Christina Rogers

Cohort: 2013


  • BA, Anthropology & Psychology, University of Notre Dame
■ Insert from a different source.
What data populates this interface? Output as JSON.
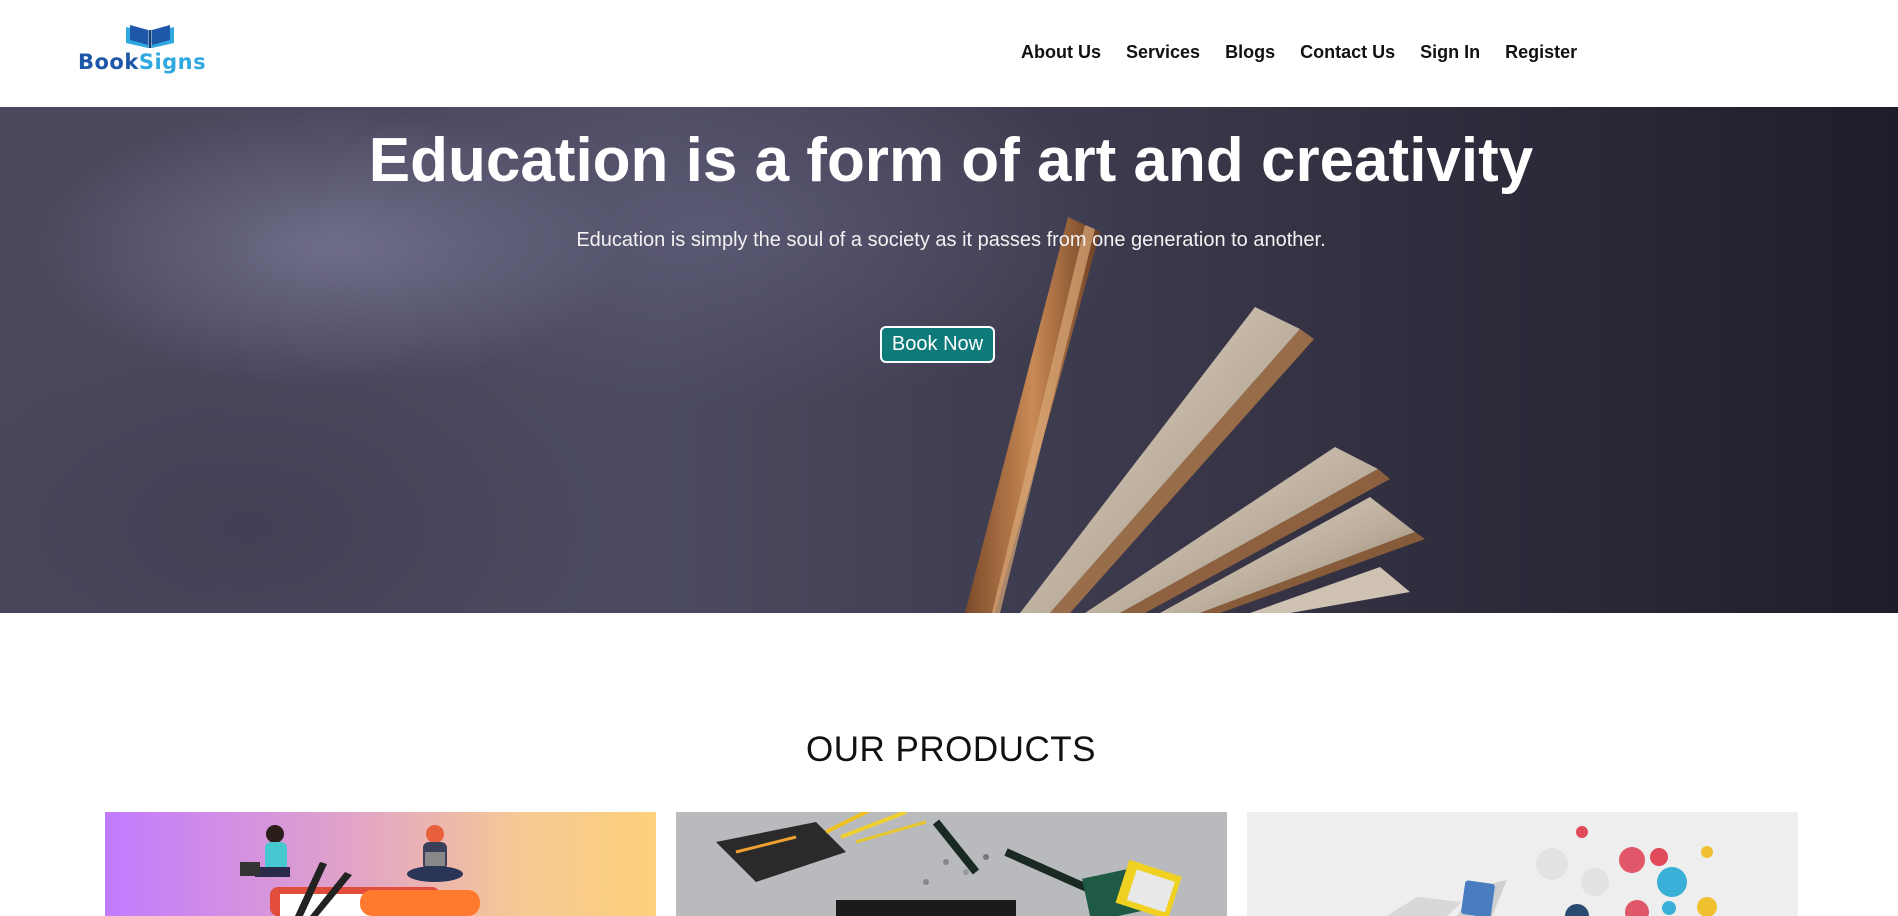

I am interested in researching human brain evolution through comparative neuroanatomy as well as the evolution of cognition and language. I would like to research the differences in neuroanatomy between humans and other primate species in order to determine uniquely human features of the brain. In connection to this, I am interested in identifying behavioral correlates of such features through techniques such as fMRI. In particular, I am intrigued by the cerebellum, especially its relation to complex cognition and its marked growth relative to the neocortex in modern humans. In addition to anatomical changes, I am interested in language: specifically, determining the evolutionary advantages that would encourage a complex behavior like language to co-evolve with the brain, and how this process occurred. The aforementioned approaches would assist in answering the question of whether areas in the brain were co-opted for language or developed in a modular fashion. Given the social nature of language, human and non-human primate social cognition as a whole is of particular interest to me as well. I feel that the marriage of the brain-and-behavior focus of neuroscience and the biocultural framework offered by anthropology presents the best way to approach such inquiries.